Of course, the reason I started rowing is that I wanted teammates like my father had, and I've definitely found that. We eat as a group every day after practice and those meals really have been some of the best experiences of my life.
row2k - How has your junior year gone so far and what are your goals for your last two years of rowing at Dartmouth?
Tanner Mathison - The way the Dartmouth schedule works, I won't get to train with my teammates until the spring term. I was abroad in the fall and I sculled for the University of London Boat Club. ULBC confirmed for me that the currency for the sport is still hard work no matter what country you're in. Now in the winter, I am working for a non-profit in Washington DC. I'm doing all the same erg workouts as my teammates back home where the cold New Hampshire weather has frozen the Connecticut.
Big goals are always difficult, because I think you can use them as proxies to feel good about something you haven't accomplished yet. You start thinking that you've already done what you've set out to do; as if the outcome is inevitable and that joy will come. You lose sight that the goal isn't going to come on its own.
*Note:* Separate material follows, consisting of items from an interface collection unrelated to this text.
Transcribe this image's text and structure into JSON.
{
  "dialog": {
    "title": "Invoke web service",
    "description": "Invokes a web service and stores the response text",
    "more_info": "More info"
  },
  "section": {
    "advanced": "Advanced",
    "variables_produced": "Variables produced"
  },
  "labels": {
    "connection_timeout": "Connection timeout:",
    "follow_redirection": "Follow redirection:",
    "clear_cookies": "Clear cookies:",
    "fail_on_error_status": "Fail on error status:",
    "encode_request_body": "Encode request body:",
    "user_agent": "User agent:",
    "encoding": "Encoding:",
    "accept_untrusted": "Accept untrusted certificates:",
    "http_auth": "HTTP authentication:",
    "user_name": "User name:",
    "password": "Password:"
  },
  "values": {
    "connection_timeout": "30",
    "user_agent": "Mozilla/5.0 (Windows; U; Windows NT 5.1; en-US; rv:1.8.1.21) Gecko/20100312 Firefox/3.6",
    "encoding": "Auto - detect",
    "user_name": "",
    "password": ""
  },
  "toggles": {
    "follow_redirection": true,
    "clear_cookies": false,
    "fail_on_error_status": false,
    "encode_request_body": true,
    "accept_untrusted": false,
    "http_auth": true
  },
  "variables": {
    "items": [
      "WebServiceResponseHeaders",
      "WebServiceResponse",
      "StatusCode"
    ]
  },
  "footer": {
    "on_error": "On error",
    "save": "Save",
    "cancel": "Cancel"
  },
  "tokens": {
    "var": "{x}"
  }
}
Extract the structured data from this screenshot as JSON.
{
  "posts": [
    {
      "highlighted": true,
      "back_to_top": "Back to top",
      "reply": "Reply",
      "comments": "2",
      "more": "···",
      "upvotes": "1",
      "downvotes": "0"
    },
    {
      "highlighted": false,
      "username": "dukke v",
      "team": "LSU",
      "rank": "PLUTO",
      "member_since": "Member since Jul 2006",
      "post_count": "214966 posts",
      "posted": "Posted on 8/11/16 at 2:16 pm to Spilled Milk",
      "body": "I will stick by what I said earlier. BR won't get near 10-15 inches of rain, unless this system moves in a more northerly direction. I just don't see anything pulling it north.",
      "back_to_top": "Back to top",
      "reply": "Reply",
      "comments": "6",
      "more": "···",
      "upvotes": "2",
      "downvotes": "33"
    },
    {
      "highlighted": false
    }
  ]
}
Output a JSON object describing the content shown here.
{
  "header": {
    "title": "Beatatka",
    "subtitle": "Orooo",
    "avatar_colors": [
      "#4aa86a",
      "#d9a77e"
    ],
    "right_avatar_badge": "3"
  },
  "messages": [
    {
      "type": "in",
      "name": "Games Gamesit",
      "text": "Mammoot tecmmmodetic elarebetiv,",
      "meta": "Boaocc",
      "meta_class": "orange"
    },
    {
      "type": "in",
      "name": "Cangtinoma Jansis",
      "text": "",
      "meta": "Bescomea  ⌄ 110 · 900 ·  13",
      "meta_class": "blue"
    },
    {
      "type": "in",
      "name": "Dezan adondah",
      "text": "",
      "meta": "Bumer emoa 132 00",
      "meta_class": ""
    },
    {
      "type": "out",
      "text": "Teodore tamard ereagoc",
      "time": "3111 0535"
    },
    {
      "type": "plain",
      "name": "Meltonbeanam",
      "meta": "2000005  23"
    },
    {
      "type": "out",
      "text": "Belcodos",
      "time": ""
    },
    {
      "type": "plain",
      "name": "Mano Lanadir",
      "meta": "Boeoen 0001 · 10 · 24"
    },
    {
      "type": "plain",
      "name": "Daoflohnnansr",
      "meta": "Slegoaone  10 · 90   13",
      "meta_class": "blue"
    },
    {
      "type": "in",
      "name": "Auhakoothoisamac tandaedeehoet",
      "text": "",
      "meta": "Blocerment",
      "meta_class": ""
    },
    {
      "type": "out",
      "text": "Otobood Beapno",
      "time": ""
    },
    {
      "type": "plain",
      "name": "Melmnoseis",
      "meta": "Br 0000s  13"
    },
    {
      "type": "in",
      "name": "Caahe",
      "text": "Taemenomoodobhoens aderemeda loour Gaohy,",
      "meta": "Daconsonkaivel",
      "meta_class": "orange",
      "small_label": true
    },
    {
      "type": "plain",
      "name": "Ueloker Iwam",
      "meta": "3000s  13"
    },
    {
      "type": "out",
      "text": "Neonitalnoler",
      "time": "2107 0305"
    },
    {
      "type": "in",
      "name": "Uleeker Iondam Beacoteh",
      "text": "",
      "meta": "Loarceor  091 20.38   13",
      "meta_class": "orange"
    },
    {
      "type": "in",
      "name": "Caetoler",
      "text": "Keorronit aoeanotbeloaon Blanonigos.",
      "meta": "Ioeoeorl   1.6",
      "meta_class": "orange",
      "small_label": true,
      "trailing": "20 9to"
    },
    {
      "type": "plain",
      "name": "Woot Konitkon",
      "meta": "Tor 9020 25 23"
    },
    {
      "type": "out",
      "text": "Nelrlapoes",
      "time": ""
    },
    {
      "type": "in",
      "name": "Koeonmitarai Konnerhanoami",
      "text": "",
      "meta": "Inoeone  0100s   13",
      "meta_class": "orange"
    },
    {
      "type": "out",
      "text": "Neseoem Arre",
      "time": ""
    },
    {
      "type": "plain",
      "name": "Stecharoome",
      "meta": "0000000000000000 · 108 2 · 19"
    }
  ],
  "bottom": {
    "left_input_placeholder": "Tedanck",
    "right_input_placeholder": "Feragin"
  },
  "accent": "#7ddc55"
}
The real goal is that every rower has to get faster. That really boils down to "Right now I am going to train and it is going to be hard." And if that's the goal, do it. I say extend your reach beyond your grasp and make it simple. I'm going to work hard and see where things end up. But at a minimum; there are some sophomores in Hanover right now who are trying to get my seat and I can't let that happen!